### EXERCISE DIRECTIONS:
Please print every record that follows, keeping each one exactly as it is.

THE RECORDS Block Start

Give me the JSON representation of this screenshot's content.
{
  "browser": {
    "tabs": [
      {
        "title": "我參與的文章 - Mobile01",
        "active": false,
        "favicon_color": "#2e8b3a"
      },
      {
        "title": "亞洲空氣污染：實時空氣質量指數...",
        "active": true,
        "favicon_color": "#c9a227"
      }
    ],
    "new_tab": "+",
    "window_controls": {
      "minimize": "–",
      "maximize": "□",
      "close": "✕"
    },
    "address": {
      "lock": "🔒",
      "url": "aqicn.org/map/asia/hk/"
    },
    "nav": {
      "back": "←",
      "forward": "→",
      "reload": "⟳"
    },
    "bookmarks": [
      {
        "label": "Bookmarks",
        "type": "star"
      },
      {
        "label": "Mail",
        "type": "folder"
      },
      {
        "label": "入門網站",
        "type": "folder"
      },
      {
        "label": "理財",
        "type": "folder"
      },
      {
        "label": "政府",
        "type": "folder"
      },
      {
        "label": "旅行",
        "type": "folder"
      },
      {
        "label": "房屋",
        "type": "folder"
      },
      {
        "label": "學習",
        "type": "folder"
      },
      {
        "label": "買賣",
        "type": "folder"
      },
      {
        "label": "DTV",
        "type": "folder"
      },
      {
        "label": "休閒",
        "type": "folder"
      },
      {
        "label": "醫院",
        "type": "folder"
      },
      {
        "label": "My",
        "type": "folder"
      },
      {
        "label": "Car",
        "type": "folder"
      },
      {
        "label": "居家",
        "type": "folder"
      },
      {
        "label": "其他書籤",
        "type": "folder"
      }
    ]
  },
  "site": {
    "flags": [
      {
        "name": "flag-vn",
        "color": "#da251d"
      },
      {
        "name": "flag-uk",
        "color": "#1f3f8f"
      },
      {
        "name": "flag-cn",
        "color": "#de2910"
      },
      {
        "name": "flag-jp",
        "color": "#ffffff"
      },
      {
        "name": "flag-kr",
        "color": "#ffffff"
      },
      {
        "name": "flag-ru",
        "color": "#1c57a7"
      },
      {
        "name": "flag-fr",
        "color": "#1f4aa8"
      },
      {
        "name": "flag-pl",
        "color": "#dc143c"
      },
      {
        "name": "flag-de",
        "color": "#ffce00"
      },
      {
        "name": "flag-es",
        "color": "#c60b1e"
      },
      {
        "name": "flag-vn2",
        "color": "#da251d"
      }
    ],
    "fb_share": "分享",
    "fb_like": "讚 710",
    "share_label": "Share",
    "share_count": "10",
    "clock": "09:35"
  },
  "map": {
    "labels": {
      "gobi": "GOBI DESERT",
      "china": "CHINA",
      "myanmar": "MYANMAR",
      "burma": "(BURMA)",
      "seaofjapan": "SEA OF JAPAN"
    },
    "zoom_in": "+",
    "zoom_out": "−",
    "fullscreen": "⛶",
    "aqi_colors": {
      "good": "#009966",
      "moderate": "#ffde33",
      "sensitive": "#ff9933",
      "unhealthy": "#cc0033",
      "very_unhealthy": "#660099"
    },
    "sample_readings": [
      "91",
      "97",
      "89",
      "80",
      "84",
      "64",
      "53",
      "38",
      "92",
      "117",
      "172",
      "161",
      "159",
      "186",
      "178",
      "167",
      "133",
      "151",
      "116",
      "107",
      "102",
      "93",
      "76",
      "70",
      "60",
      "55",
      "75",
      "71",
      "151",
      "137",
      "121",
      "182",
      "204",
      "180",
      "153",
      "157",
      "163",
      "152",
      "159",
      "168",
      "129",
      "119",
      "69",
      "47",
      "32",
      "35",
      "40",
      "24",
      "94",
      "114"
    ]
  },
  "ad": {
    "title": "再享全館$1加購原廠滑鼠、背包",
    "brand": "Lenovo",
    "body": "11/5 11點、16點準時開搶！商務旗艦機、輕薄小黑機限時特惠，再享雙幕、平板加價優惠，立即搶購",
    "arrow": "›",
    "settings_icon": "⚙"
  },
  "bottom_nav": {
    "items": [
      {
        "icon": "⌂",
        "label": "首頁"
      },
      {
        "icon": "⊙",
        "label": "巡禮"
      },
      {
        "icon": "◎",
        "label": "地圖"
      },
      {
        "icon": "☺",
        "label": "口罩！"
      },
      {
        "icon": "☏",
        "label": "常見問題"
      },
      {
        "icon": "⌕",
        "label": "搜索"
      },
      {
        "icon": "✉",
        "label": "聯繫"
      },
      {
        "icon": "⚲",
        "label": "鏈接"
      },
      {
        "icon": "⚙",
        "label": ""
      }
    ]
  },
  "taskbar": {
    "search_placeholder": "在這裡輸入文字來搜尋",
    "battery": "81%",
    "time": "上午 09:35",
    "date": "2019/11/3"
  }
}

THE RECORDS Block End

### TASK OUTPUT:
Give me the JSON representation of this screenshot's content.
{
  "browser": {
    "tabs": [
      {
        "title": "我參與的文章 - Mobile01",
        "active": false,
        "favicon_color": "#2e8b3a"
      },
      {
        "title": "亞洲空氣污染：實時空氣質量指數...",
        "active": true,
        "favicon_color": "#c9a227"
      }
    ],
    "new_tab": "+",
    "window_controls": {
      "minimize": "–",
      "maximize": "□",
      "close": "✕"
    },
    "address": {
      "lock": "🔒",
      "url": "aqicn.org/map/asia/hk/"
    },
    "nav": {
      "back": "←",
      "forward": "→",
      "reload": "⟳"
    },
    "bookmarks": [
      {
        "label": "Bookmarks",
        "type": "star"
      },
      {
        "label": "Mail",
        "type": "folder"
      },
      {
        "label": "入門網站",
        "type": "folder"
      },
      {
        "label": "理財",
        "type": "folder"
      },
      {
        "label": "政府",
        "type": "folder"
      },
      {
        "label": "旅行",
        "type": "folder"
      },
      {
        "label": "房屋",
        "type": "folder"
      },
      {
        "label": "學習",
        "type": "folder"
      },
      {
        "label": "買賣",
        "type": "folder"
      },
      {
        "label": "DTV",
        "type": "folder"
      },
      {
        "label": "休閒",
        "type": "folder"
      },
      {
        "label": "醫院",
        "type": "folder"
      },
      {
        "label": "My",
        "type": "folder"
      },
      {
        "label": "Car",
        "type": "folder"
      },
      {
        "label": "居家",
        "type": "folder"
      },
      {
        "label": "其他書籤",
        "type": "folder"
      }
    ]
  },
  "site": {
    "flags": [
      {
        "name": "flag-vn",
        "color": "#da251d"
      },
      {
        "name": "flag-uk",
        "color": "#1f3f8f"
      },
      {
        "name": "flag-cn",
        "color": "#de2910"
      },
      {
        "name": "flag-jp",
        "color": "#ffffff"
      },
      {
        "name": "flag-kr",
        "color": "#ffffff"
      },
      {
        "name": "flag-ru",
        "color": "#1c57a7"
      },
      {
        "name": "flag-fr",
        "color": "#1f4aa8"
      },
      {
        "name": "flag-pl",
        "color": "#dc143c"
      },
      {
        "name": "flag-de",
        "color": "#ffce00"
      },
      {
        "name": "flag-es",
        "color": "#c60b1e"
      },
      {
        "name": "flag-vn2",
        "color": "#da251d"
      }
    ],
    "fb_share": "分享",
    "fb_like": "讚 710",
    "share_label": "Share",
    "share_count": "10",
    "clock": "09:35"
  },
  "map": {
    "labels": {
      "gobi": "GOBI DESERT",
      "china": "CHINA",
      "myanmar": "MYANMAR",
      "burma": "(BURMA)",
      "seaofjapan": "SEA OF JAPAN"
    },
    "zoom_in": "+",
    "zoom_out": "−",
    "fullscreen": "⛶",
    "aqi_colors": {
      "good": "#009966",
      "moderate": "#ffde33",
      "sensitive": "#ff9933",
      "unhealthy": "#cc0033",
      "very_unhealthy": "#660099"
    },
    "sample_readings": [
      "91",
      "97",
      "89",
      "80",
      "84",
      "64",
      "53",
      "38",
      "92",
      "117",
      "172",
      "161",
      "159",
      "186",
      "178",
      "167",
      "133",
      "151",
      "116",
      "107",
      "102",
      "93",
      "76",
      "70",
      "60",
      "55",
      "75",
      "71",
      "151",
      "137",
      "121",
      "182",
      "204",
      "180",
      "153",
      "157",
      "163",
      "152",
      "159",
      "168",
      "129",
      "119",
      "69",
      "47",
      "32",
      "35",
      "40",
      "24",
      "94",
      "114"
    ]
  },
  "ad": {
    "title": "再享全館$1加購原廠滑鼠、背包",
    "brand": "Lenovo",
    "body": "11/5 11點、16點準時開搶！商務旗艦機、輕薄小黑機限時特惠，再享雙幕、平板加價優惠，立即搶購",
    "arrow": "›",
    "settings_icon": "⚙"
  },
  "bottom_nav": {
    "items": [
      {
        "icon": "⌂",
        "label": "首頁"
      },
      {
        "icon": "⊙",
        "label": "巡禮"
      },
      {
        "icon": "◎",
        "label": "地圖"
      },
      {
        "icon": "☺",
        "label": "口罩！"
      },
      {
        "icon": "☏",
        "label": "常見問題"
      },
      {
        "icon": "⌕",
        "label": "搜索"
      },
      {
        "icon": "✉",
        "label": "聯繫"
      },
      {
        "icon": "⚲",
        "label": "鏈接"
      },
      {
        "icon": "⚙",
        "label": ""
      }
    ]
  },
  "taskbar": {
    "search_placeholder": "在這裡輸入文字來搜尋",
    "battery": "81%",
    "time": "上午 09:35",
    "date": "2019/11/3"
  }
}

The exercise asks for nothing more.